TASK ITEM
The reply should consist of one number, which is how many lines in the material below contain "JSON".

--- MATERIAL FOR THIS TASK ---

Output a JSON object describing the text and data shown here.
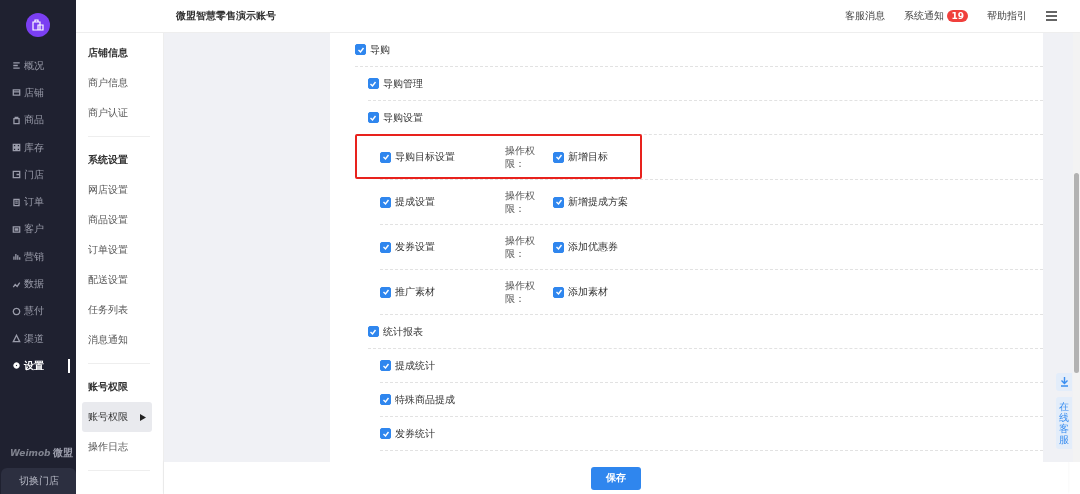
{
  "topbar": {
    "title": "微盟智慧零售演示账号",
    "links": [
      {
        "label": "客服消息"
      },
      {
        "label": "系统通知",
        "badge": "19"
      },
      {
        "label": "帮助指引"
      }
    ]
  },
  "nav": {
    "items": [
      {
        "label": "概况",
        "selected": false
      },
      {
        "label": "店铺",
        "selected": false
      },
      {
        "label": "商品",
        "selected": false
      },
      {
        "label": "库存",
        "selected": false
      },
      {
        "label": "门店",
        "selected": false
      },
      {
        "label": "订单",
        "selected": false
      },
      {
        "label": "客户",
        "selected": false
      },
      {
        "label": "营销",
        "selected": false
      },
      {
        "label": "数据",
        "selected": false
      },
      {
        "label": "慧付",
        "selected": false
      },
      {
        "label": "渠道",
        "selected": false
      },
      {
        "label": "设置",
        "selected": true
      }
    ],
    "brand": "Weimob",
    "brand_sub": "微盟",
    "switch_button": "切换门店"
  },
  "submenu": [
    {
      "heading": "店铺信息",
      "items": [
        {
          "label": "商户信息",
          "selected": false
        },
        {
          "label": "商户认证",
          "selected": false
        }
      ]
    },
    {
      "heading": "系统设置",
      "items": [
        {
          "label": "网店设置",
          "selected": false
        },
        {
          "label": "商品设置",
          "selected": false
        },
        {
          "label": "订单设置",
          "selected": false
        },
        {
          "label": "配送设置",
          "selected": false
        },
        {
          "label": "任务列表",
          "selected": false
        },
        {
          "label": "消息通知",
          "selected": false
        }
      ]
    },
    {
      "heading": "账号权限",
      "items": [
        {
          "label": "账号权限",
          "selected": true
        },
        {
          "label": "操作日志",
          "selected": false
        }
      ]
    }
  ],
  "permissions": [
    {
      "label": "导购",
      "checked": true,
      "children": [
        {
          "label": "导购管理",
          "checked": true
        },
        {
          "label": "导购设置",
          "checked": true,
          "children": [
            {
              "label": "导购目标设置",
              "checked": true,
              "highlighted": true,
              "ops_label": "操作权限：",
              "ops": [
                {
                  "label": "新增目标",
                  "checked": true
                }
              ]
            },
            {
              "label": "提成设置",
              "checked": true,
              "ops_label": "操作权限：",
              "ops": [
                {
                  "label": "新增提成方案",
                  "checked": true
                }
              ]
            },
            {
              "label": "发券设置",
              "checked": true,
              "ops_label": "操作权限：",
              "ops": [
                {
                  "label": "添加优惠券",
                  "checked": true
                }
              ]
            },
            {
              "label": "推广素材",
              "checked": true,
              "ops_label": "操作权限：",
              "ops": [
                {
                  "label": "添加素材",
                  "checked": true
                }
              ]
            }
          ]
        },
        {
          "label": "统计报表",
          "checked": true,
          "children": [
            {
              "label": "提成统计",
              "checked": true
            },
            {
              "label": "特殊商品提成",
              "checked": true
            },
            {
              "label": "发券统计",
              "checked": true
            }
          ]
        }
      ]
    }
  ],
  "side_tools": {
    "service_tab": "在线客服"
  },
  "save_button": "保存"
}
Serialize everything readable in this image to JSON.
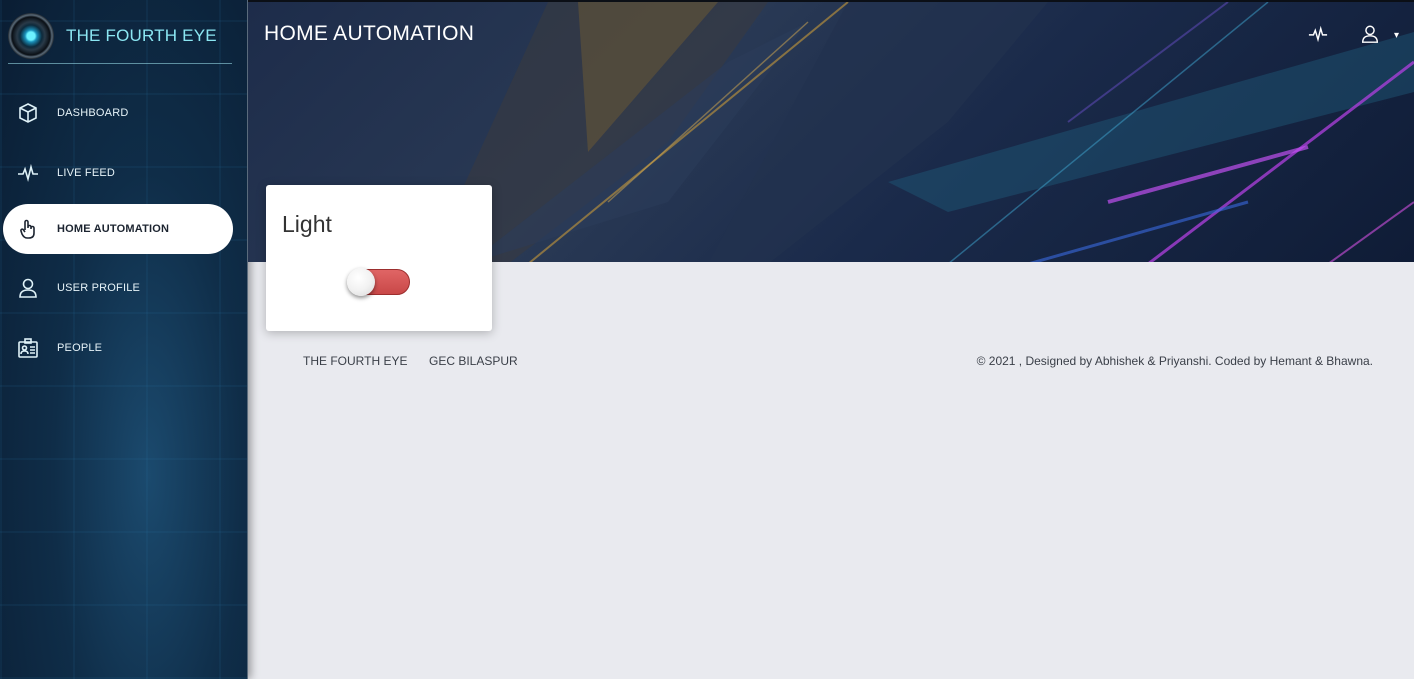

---

EXPECTED ANSWER
2